As we now have the choice between paper books in physical formats, digital e-books and audiobooks, which format makes sense? To me, they are not equal.
The creative folks at Ikea are branding their new “bookbook” as a semi-serious ad about paper format. Let’s start foolish:
We’ve got a relationship with a physical format that we can hold, touch, smell, and that takes the impact of years being bent, beat up or stained. I still have a library in my office with a few hundred books in it. It is quite heavy and difficult to move. Whenever I repaint the walls or change the location of this library, it takes physical effort and time to remove all the books, de-dust them and the shelves they are on, move the furniture to the new location, then reload everything. These books are part of my past, a part of who I am. Like music albums, I remember when I bought them, how they came into my life, something that may not be so obvious with digital books.
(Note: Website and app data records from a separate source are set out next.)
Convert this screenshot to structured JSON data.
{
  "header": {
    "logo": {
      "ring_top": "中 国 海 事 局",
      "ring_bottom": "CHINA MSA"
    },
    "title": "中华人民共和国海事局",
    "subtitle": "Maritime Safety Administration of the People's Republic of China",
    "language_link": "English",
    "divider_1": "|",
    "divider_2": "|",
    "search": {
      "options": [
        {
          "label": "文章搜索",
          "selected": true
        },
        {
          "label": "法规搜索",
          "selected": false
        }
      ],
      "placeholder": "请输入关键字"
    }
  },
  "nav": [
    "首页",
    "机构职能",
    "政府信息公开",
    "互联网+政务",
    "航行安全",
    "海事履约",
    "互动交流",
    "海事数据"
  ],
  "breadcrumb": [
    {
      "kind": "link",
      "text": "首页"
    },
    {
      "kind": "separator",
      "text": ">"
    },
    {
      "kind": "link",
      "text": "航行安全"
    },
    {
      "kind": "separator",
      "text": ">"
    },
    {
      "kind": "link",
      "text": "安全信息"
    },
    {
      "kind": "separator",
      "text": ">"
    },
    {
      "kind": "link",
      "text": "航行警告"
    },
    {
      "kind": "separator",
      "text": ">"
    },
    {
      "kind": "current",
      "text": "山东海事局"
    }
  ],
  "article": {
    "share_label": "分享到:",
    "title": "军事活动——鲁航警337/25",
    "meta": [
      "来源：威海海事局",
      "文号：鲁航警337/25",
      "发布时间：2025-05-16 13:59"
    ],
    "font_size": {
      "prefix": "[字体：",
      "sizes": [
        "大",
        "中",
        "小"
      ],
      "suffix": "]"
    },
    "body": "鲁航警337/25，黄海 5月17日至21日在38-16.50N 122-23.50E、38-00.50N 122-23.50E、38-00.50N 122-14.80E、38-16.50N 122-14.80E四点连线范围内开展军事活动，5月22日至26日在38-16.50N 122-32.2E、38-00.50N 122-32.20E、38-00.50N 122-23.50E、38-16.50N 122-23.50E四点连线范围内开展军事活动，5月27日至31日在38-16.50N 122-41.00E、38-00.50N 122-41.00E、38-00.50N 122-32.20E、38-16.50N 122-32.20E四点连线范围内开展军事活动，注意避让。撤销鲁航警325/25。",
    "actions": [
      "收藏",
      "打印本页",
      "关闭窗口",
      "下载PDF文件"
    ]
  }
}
Digital is mostly an access right to content, electronically delivered through a display to read, or speakers to listen to. Despite their impersonal and robotic nature, ebooks are the future. They cost less, pollute less, have richer bookmarks, notation, take no space, and never get lost. There are so many advantages to digital books, and now you can even make audio books, narrated especially for the purpose of the work, as opposed to auto-generated by text to speech functions.